Hill torched Waynes for six catches, 140 yards and a touchdown, leaving Zimmer to scratch his head as to why his guys couldn't slow down the fastest player in the NFL.
Still, the Vikings had the ball with the lead after a stop midway through the fourth quarter.
This situation came up earlier this year in Detroit and offensive coordinator Kevin Stefanski dialed up a deep bomb to Stefon Diggs that set up Dalvin Cook for a touchdown that sealed the game. Zimmer explained that decision by saying "We didn't come to cower."
This time Stefanski promptly stuck his tail between his legs by calling a run, a blown-up screen, and a draw play that gave the ball back to the Chiefs for a tying field goal that was set up by a bomb to Hill with...you guessed it...Trae Waynes in coverage.
The Vikings got the ball back but after Cousins melted under pressure again, Britton Colquitt shanked a punt into Colorado to give the Chiefs great field position that led to more great play calling from Zimmer.
After a Stephen Weatherly sack forced a 2nd and 21, the Vikings allowed a quarterback that is not Patrick Mahomes to convert with ease on the next two plays, with the backbreaking moment coming when Xavier Rhodes tried to punch out the football rather than wrap up Hill, who squeezed forward for a first down.
That turned a would-be-54-yard field attempt into a chip shot that Harrison Butker shoved through the uprights, and the Vikings lost to a team THAT HAD NINE STARTERS MISSING FROM THE LINEUP!

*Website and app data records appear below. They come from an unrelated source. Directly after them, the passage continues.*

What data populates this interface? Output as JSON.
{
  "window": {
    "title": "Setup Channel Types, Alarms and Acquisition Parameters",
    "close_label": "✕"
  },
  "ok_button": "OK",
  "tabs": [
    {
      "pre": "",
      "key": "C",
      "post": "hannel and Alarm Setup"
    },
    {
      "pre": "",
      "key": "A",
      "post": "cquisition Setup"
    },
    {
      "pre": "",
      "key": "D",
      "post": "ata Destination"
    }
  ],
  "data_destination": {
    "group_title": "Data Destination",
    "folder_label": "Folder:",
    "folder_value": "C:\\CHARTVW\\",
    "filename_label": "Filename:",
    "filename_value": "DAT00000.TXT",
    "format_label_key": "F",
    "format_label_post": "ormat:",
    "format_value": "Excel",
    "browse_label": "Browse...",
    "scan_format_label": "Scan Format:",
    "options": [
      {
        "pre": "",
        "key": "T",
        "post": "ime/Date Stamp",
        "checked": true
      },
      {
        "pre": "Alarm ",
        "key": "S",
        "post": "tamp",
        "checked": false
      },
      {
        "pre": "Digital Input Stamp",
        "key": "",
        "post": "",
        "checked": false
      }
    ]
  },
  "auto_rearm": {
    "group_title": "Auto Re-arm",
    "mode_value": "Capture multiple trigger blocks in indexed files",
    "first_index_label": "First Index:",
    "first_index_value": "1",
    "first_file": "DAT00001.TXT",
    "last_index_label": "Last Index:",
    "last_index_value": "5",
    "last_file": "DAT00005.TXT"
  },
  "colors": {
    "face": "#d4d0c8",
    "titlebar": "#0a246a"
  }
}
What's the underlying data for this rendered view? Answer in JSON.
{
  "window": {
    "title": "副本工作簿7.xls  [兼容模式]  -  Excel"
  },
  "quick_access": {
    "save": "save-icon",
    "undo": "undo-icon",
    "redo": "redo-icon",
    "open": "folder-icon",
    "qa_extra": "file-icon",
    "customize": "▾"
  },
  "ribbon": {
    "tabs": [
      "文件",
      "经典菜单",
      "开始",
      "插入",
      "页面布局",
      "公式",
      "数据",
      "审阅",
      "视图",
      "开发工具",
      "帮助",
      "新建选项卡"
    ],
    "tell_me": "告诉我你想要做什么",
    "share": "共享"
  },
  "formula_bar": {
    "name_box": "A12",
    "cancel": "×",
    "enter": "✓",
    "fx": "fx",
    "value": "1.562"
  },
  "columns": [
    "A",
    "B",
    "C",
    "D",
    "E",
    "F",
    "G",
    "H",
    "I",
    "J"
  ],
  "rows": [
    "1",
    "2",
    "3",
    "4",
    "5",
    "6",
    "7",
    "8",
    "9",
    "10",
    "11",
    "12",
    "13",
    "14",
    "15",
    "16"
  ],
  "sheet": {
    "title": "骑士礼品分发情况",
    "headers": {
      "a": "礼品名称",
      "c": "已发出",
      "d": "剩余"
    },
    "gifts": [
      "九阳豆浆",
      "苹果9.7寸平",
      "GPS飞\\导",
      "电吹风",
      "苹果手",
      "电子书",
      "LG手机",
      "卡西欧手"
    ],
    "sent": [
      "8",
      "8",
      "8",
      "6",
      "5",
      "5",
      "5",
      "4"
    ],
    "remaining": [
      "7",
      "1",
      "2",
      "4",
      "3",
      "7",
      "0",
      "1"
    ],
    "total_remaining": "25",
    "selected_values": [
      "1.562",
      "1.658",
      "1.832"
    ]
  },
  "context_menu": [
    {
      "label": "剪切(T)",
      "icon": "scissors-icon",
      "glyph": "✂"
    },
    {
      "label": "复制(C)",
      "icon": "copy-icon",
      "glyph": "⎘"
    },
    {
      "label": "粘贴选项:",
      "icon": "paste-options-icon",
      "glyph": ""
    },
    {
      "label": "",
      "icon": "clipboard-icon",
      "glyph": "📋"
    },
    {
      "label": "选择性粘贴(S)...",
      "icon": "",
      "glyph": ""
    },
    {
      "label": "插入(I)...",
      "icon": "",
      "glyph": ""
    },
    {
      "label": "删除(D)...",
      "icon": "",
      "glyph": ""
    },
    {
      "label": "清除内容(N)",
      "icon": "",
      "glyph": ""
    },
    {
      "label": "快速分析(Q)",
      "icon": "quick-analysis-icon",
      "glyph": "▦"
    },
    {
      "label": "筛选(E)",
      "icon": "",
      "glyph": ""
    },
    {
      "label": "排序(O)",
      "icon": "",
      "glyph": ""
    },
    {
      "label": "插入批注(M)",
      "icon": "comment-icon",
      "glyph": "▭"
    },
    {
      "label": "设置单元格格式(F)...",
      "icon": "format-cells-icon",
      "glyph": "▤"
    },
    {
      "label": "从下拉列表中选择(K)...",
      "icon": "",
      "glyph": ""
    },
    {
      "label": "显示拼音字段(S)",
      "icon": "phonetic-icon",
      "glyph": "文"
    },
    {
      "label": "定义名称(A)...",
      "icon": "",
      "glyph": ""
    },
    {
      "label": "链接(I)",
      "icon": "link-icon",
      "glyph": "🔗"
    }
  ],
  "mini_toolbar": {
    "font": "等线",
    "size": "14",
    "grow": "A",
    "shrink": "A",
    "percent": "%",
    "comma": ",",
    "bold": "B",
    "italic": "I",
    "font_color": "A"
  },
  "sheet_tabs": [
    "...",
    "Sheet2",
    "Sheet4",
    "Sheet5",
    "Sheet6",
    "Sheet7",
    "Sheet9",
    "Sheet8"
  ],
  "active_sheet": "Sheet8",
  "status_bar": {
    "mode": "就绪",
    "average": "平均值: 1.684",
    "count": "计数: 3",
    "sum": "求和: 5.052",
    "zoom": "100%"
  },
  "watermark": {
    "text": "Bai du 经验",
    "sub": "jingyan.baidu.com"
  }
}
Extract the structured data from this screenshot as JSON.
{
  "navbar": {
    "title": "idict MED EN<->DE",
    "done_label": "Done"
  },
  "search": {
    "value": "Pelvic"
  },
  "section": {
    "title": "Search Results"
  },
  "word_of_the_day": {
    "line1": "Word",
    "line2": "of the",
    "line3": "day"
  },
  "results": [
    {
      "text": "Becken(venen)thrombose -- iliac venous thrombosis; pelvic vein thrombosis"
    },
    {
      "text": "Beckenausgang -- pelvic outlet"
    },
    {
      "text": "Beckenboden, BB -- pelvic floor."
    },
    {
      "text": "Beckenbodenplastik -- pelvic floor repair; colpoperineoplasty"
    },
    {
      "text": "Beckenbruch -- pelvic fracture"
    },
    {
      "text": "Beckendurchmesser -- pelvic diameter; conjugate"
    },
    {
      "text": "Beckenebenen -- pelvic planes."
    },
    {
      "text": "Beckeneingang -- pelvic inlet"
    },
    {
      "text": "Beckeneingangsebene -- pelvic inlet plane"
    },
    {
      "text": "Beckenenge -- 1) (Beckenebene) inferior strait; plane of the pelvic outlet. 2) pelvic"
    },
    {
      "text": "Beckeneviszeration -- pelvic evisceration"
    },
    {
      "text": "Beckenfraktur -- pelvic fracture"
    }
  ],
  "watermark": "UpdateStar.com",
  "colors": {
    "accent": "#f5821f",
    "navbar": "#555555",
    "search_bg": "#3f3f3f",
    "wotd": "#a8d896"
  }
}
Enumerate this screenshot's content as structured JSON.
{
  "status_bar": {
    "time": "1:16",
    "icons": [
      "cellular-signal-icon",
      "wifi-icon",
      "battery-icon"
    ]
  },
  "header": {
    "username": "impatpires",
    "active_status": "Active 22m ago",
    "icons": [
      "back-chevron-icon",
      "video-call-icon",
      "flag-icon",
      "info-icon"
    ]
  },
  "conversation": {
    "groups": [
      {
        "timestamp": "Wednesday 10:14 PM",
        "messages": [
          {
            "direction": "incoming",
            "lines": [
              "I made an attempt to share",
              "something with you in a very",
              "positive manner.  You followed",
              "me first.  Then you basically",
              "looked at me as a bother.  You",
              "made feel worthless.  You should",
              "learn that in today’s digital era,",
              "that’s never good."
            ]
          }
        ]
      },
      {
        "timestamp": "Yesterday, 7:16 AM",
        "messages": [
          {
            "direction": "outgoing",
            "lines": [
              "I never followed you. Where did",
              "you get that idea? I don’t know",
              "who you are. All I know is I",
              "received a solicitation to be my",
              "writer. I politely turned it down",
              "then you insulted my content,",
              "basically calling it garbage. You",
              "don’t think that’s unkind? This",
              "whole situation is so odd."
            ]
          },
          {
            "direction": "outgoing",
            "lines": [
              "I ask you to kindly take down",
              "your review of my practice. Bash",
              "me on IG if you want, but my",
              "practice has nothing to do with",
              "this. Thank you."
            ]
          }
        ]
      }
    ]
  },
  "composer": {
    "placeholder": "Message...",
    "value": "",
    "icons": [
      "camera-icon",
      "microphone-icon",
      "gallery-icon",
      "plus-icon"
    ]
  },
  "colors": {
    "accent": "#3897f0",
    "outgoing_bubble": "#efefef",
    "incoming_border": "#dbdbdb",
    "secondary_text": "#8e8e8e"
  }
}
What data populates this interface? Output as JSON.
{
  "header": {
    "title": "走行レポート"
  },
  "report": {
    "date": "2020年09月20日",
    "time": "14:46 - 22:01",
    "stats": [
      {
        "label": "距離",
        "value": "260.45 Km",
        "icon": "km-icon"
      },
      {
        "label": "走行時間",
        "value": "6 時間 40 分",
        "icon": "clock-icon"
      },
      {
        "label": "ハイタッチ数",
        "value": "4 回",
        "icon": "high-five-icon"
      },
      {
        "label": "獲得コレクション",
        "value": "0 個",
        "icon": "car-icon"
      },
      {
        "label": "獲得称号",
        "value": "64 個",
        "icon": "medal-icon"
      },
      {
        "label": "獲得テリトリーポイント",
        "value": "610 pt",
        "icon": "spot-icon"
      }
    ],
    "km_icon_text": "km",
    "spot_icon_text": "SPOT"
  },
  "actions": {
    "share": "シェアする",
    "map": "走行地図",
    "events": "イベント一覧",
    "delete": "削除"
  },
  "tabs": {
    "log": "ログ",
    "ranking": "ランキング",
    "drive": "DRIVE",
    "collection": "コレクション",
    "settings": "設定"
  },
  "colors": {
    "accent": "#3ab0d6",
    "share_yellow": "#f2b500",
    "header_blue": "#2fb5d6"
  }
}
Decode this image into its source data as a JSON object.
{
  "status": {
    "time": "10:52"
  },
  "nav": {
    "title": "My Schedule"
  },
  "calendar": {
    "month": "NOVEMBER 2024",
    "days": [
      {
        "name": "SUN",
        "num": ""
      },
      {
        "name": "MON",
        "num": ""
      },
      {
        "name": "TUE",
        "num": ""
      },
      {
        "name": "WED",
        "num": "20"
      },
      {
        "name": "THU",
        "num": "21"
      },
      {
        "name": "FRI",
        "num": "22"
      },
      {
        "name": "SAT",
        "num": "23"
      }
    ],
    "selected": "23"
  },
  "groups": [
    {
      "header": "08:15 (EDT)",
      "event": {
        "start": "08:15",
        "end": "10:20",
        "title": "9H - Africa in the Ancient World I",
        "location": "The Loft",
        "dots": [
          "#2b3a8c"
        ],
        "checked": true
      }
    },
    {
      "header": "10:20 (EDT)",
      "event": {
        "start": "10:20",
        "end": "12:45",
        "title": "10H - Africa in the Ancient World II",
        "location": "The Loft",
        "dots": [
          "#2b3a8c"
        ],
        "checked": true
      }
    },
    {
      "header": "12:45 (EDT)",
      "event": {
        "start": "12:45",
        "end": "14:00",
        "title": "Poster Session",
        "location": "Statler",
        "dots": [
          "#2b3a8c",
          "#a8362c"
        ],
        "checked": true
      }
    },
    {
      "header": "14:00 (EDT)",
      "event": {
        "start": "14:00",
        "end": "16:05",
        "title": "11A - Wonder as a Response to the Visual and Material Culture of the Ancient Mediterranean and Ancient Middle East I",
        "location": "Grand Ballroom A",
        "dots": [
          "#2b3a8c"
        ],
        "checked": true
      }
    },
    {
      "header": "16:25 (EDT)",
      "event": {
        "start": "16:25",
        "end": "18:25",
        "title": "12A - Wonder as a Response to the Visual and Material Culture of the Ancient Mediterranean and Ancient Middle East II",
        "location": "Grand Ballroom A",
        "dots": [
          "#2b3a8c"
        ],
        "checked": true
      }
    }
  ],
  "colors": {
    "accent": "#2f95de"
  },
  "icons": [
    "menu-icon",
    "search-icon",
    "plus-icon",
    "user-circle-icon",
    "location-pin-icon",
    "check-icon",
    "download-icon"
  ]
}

The loss is one thing, but there are several troubling tendencies that could rear their ugly head as the Vikings try to fight for a NFC playoff spot in the next couple weeks.
– 2 of 3 losses this season are against backup quarterbacks. Chase Daniels made it look easy against the Vikings in a Week 4 loss to the Bears, and Moore didn't have much trouble on Sunday. What gives? This is a troubling trend that started with Nick freaking Foles obliterating the 13-3 Vikings in the NFC title game.
- The Vikings defense has looked like Cohagen at the end of "Total Recall" once they leave U.S. Bank Stadium. At home, the Vikings are allowing 13.75 points per game at home. That number has swollen, like poor Cohagen's face, on the road allowing 20.6 points per game, including 56 points in their last two games.
- Hill is the latest wide receiver to beat a road-weary Vikings secondary with big plays .
- Davante Adams (Week 2): 7 catches, 106 yards, 0 TD
- Allen Robinson (Week 4): 7 catches, 77 yards, 0 TD
- Darius Slayton (Week 5): 4 catches, 62 yards, 1 TD
- Marvin Jones (Week 7): 10 catches, 93 yards, 3 TD
- Tyreek Hill (Week 9): 6 catches, 140 yards, 1 TD
Long story short, defensive meltdowns on the road are embarrassing and showing how Zimmer can't seem to stop the bleeding when the slightest hint of adversity shows up.
Remember when he started a season 5-0, only to have the team's plane skid off the Appleton airport runway en route to missing the playoffs? That's what we could be seeing here if Zimmer and the defense doesn't show up in big road games.
Fortunately, four of Minnesota's final seven games are at U.S. Bank Stadium, but will Zimmer's defense fall apart Sunday night in Dallas and again on the road against Seattle and San Diego?